1898 · Boston
REPORT OF EPIDEMIC MENINGITIS IN BOSTON, 1897 BY LEADING PATHOLOGISTS COUNCILMAN, MALLORY AND WRIGHT, WITH FOLDING MAP & COLOR PLATES--SIGNED BY COUNCILMAN AND MALLORY.
9 inches tall hardcover, publisher's gray cloth binding, gilt title to cover, inscribed front flyleaf, "Compliments of W.S. Councilman, F. B. Mallory", color folding map frontis, "Cases of Cerebro-Spinal Meningitis, Boston, 1897," x, 178 pp, 8 heliotype color plates. Very good in custom archival mylar cover. LAID IN: Papers on immunization for meningococcal disease extracted from New England Journal of Medicine, 2020.
WILLIAM THOMAS COUNCILMAN (1854-1933) was an American pathologist, serving as the first pathologist-in-chief at Peter Bent Brigham Hospital. Dr. Councilman had arrived in Harvard Medical School earlier in 1892 and was an expert in the study of amebiasis, diphtheria, smallpox, and yellow fever. His vivid morphologic description of changes seen in the liver of yellow fever lives on today as "Councilman body". He published a number of important works on cerebrospinal meningitis with Wright and Mallory.

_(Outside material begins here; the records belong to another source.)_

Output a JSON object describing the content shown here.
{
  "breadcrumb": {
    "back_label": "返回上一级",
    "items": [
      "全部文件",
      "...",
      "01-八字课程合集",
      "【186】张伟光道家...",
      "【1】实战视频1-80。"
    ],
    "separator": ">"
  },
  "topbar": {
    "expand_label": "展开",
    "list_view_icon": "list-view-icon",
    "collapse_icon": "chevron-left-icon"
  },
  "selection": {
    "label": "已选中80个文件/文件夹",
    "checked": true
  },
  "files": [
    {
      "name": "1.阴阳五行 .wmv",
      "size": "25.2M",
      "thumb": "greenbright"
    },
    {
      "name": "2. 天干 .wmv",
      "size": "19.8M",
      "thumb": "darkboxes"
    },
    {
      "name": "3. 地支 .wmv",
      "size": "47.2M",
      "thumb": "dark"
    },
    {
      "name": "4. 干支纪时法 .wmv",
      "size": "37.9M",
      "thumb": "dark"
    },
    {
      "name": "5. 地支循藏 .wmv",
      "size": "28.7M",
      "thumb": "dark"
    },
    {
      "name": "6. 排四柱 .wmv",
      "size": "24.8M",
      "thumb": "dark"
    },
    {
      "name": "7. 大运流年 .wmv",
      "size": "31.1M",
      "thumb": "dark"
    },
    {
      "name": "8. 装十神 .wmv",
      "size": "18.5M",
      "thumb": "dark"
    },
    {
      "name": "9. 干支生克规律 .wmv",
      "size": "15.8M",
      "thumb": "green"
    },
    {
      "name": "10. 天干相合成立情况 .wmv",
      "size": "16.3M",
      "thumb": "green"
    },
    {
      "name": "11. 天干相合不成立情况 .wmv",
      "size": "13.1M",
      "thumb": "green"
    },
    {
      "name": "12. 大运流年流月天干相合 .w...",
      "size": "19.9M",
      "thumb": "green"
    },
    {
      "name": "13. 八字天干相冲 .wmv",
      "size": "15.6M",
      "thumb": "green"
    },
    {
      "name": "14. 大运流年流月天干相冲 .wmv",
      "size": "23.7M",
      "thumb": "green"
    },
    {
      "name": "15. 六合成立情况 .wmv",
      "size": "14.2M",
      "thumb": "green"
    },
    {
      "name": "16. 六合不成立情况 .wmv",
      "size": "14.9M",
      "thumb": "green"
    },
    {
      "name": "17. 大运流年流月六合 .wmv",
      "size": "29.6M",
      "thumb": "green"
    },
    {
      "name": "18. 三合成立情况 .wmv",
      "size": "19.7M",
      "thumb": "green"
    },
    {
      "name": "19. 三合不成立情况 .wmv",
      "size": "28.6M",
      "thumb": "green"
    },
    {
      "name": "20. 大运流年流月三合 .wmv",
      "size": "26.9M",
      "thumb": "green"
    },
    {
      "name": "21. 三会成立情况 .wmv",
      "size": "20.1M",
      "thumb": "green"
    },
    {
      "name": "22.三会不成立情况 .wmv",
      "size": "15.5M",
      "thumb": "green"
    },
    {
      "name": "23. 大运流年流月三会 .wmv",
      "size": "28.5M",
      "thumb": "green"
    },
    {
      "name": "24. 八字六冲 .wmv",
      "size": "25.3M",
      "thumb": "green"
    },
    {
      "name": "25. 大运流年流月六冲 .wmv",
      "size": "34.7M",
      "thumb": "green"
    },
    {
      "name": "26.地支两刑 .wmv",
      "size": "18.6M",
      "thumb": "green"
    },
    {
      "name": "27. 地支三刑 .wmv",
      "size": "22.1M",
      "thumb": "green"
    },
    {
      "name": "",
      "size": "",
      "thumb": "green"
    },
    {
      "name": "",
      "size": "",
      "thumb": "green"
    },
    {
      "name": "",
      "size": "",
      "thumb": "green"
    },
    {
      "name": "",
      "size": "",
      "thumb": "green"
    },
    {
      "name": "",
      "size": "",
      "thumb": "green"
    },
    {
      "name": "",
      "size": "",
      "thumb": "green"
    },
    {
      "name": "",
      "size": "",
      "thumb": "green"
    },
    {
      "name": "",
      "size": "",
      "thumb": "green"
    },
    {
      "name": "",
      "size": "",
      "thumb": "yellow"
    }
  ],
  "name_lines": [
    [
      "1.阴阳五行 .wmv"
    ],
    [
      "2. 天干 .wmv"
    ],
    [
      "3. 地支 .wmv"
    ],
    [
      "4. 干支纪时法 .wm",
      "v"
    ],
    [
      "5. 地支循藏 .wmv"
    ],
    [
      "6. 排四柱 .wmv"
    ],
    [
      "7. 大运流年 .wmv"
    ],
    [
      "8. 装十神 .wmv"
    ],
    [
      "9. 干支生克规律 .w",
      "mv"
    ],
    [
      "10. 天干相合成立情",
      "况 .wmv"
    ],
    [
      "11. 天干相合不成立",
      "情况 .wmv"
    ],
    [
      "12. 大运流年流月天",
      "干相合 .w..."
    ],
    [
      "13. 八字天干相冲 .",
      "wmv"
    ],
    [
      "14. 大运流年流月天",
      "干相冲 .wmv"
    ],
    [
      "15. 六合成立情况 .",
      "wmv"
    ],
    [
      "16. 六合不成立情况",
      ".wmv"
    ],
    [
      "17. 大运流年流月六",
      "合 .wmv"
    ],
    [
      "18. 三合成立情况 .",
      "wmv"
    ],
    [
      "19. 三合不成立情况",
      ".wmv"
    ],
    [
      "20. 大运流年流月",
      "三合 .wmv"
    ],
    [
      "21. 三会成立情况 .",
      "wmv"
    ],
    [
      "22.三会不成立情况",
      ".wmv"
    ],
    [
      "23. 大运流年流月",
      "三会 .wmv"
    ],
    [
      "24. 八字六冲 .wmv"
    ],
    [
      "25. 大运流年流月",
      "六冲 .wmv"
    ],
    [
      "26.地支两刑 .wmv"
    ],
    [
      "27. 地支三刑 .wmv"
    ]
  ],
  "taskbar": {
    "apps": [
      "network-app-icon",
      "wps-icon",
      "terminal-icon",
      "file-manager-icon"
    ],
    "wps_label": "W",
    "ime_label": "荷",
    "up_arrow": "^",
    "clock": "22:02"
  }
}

FRANK BURR MALLORY (1862-1941) was an American pathologist at the Boston City Hospital and Professor of Pathology at Harvard Medical School, after whom the Mallory body is named. His contributions in the field of pathology included improving techniques and standardization of tissue staining; his book, written with James Homer Wright, was the standard textbook in this field. He also studied the function of histiocytes, he confirmed that the whooping cough bacillus discovered by Jules Bordet was the causative agent, and he worked on improvements in classification of tumors, particularly meningiomas, and cirrhosis of the liver. He was editor of the Journal of Medical Research from 1923, and then founding editor of the American Journal of Pathology from 1925 to 1940. (Inventory #: 1164)